Unless anyone listening in would doubt that, we can all see in our mind's eye that grade school classroom that we all grew up in with the linear depiction of evolution just above the chalkboard. There is the monkey crawling on the grass. There is the Neanderthal dragging his knuckles and then there is Mel Gibson standing in all of his glory.
[Mel Gibson has no glory left after he exposed himself
as an anti-semitic, racist bigot.]
It is what we have been taught, that man proceeded and evolved along linear lines. But now comes a new find by paleontologists. In the newspapers all across America, a new study in ``Nature'' magazine, 6- to 7-million-year-old skull has been unearthed, the Toumai skull and it suggests that human evolution was actually, according to a new theory, human evolution was taking place, and I am quoting now, ``all across Africa and the Earth,'' and the Earth was once truly, and I quote, ``a planet of the apes on which nature was experimenting with many human- like creatures.''
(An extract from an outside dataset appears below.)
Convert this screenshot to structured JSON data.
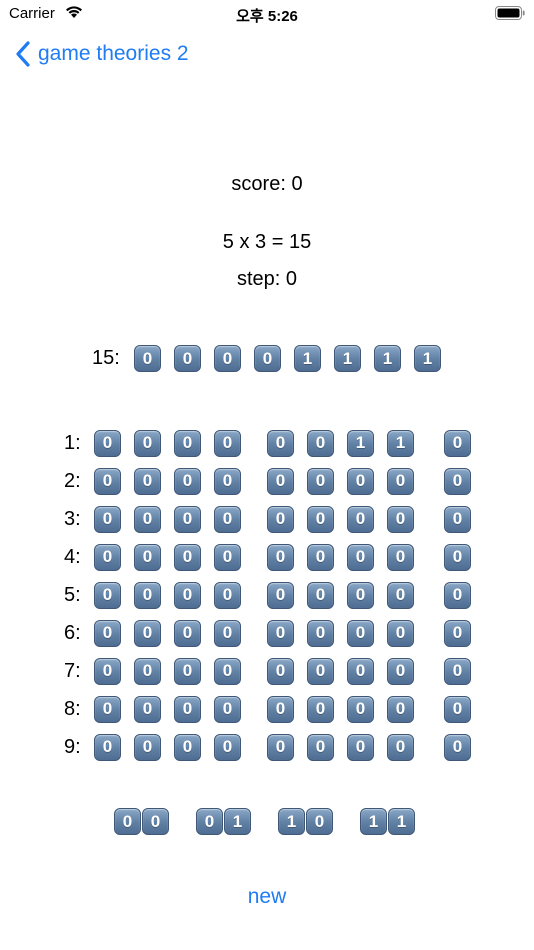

[Nature doesn't experiment. Species evolve.] Paleontologists are excited about this, Mr. Speaker. But no one is pointing out that the textbooks will need to be changed because the old theory of evolution taught for 77 years in the classrooms of America as fact is suddenly replaced by a new theory, or I hasten to add, I am sure we will be told a new fact.
[The theory doesn't change. More facts are added to our
knowledge as time progresses and new research is done. ] The truth is it always was a theory, Mr. Speaker. And now that we have recognized evolution as a theory, I would simply and humbly ask, can we teach it as such and can we also consider teaching other theories of the origin of species?
[There are no other theories. There are some other beliefs
but they have no basis in science any more than the belief that Jonah was
swallowed by a big fish.] Like the theory that was believed in by every signer of the Declaration of Independence.
Every signer of the Declaration of Independence believed that men and women were created and were endowed by that same Creator with certain unalienable rights.
The Bible tells us that God created man in his own imagine, male and female.
He created them. And I believe that, Mr. Speaker.
[It's a logical fallacy to believe that because a group of people, even famous
people believe something that it is true. If you use that logic you could say
that Jesus and all the apostles believed the Earth was flat.
That doesn't prove that the Earth is flat.
In addition, the signers of the Declaration of Independence would not believe
or disbelieve Darwin's discovery of evolution because Darwin made
that discovery in 1859 and the Declaration of Independence was signed in 1776. ]
I believe that God created the known universe, the Earth and everything in it, including man. And I also believe that someday scientists will come to see that only the theory of intelligent design provides even a remotely rationale explanation for the known universe.
[There is no "theory" of intelligent design, only a belief.] But until that day comes, and I have no fear of science, I believe that the
more we study the science, the more the truth of faith will become apparent.
[Faith is not a path to truth. Faith is believing something regardless
I would just humbly ask as new theories of evolution find their ways into
the newspapers and into the textbooks, let us demand that educators around
America teach evolution not as fact, but as theory, and an interesting theory to boot.
[There is only one theory of evolution. As new
of the fact that there is no evidence to support it.]
facts are discovered they only further solidify that theory.]
But let us also bring into the minds of all of our children all of the
theories about the unknowable that some bright day in the future
through science and perhaps through faith we will find the truth
from whence we come.
[Even better, let's teach our children what is true, based on scientific
facts so they won't have to take anything on faith.]